Brinnon to Port Townsend Olympic Peninsula, Washington.
It rained most of yesterday evening and all of last night. The rain was fairly light but occasionally there was a cell of heavy rain. When we woke this morning the Dosewallips River right behind our campsite was much higher. No where near flood stage but it got our attention. The rain has stopped now and the sun shines through intermittently. Temp outside this morning was 44 F. Had a hardy breakfast of bacon and eggs, got our showers, checked the stock market and stowed everything for traveling down the road. We’ll dump our tanks, take on fresh water and head to Port Townsend.
Before we left Dosewallips State Park we wandered around for awhile and spotted part of a herd of Roosevelt Elk. They are known to wander through the park intermittently. Did not see any large male elk with racks. We were told that all the large male Elk with full racks in this herd had been killed by hunters. This, of course, is not the natural way. Usually,the natural elk predators take the weak, small and sick leaving the strong and healthy to procreate. Likely hunters do not want to “bag” the weak and sickly elk as that wouldn’t be much of a prize.
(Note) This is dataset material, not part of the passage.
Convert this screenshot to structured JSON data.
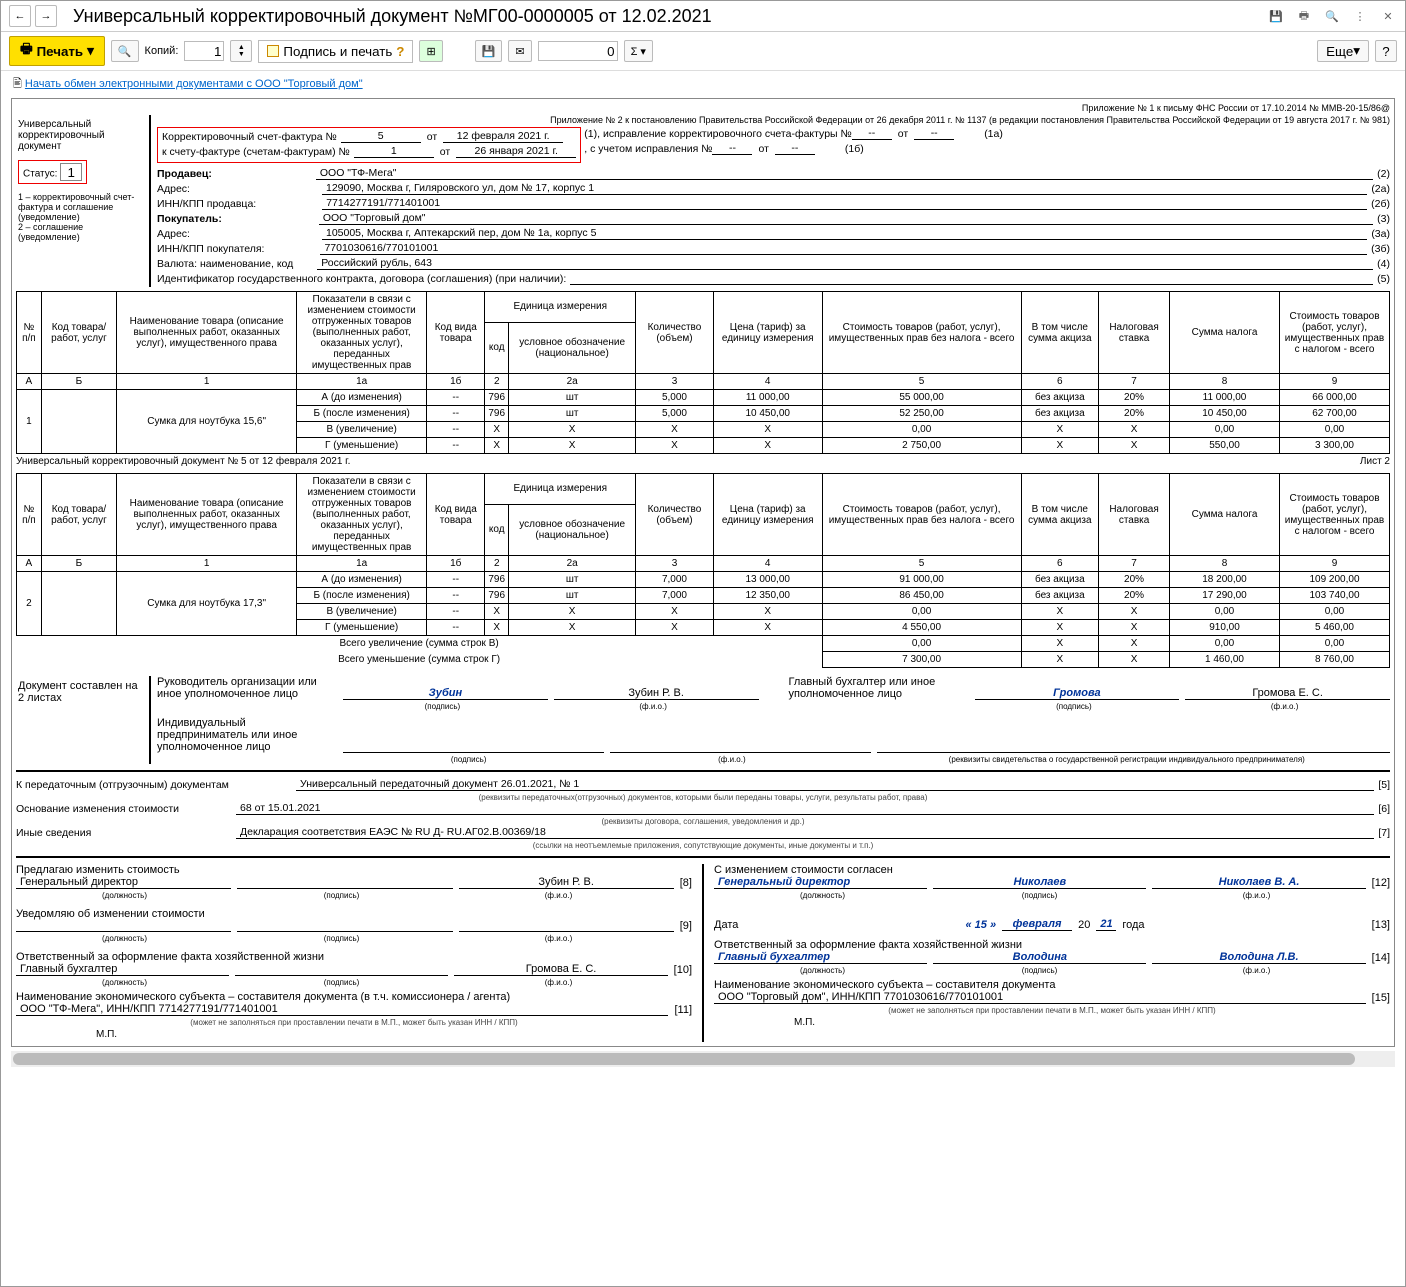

Arrived in Port Townsend in late afternoon after spending most of the day poking around places along to way. The Port Townsend Visitor Center is at the edge of town if you are coming in from the south. The Visitor Center has free parking for RVs and you can take the “hop on/hop off” shuttle right in front into the Old Town for about $1.00 for the day. That’s very helpful as we were told there is little parking in the Old Town section for RVs. We plan to spend the day doing just that tomorrow. Since it is lightly raining here intermittently, we’ll just relax for the rest of the day and catch up on chores and some e-mail. We will overnight in the Visitor Center RV Parking Area (free) and catch the early shuttle in the morning.
Just a word about our boondocking practices. We are completely set up to dry camp, boondock, anywhere. We look for places that are free, preferably in beautiful &/or convenient areas. In order to travel as much as we do we just find it wise to cut costs where we can. We see no reason to pay for facilities we do not need or want and would not even see if we are just overnighting somewhere as we usually arive at night and leave in the morning. Of course, if there are severe restrictions on boondocking then we move and find a place that is OK. Since our budget is tight something has to give and this works well for us. There are good reasons for full service campgrounds for people and that is where you will find most RVers. It’s just that we don’t need these facilities and want to spend the money we have on other things and in other ways. So, since we are set up to do so, you will see throughout this blog where we find places to boondock for free or a very minimal charge. We have never had trouble doing this and our practice of always asking permission where appropriate has paid off. We are not frightened to be on our own somewhere and are not easily bothered by noise or light. Occationally, we pay to camp somewhere if that suits our needs but usually it is rare. I think in all of 2011, we “plugged into the grid” two times and one of those times was because we had 4″ of snow on our solar panels.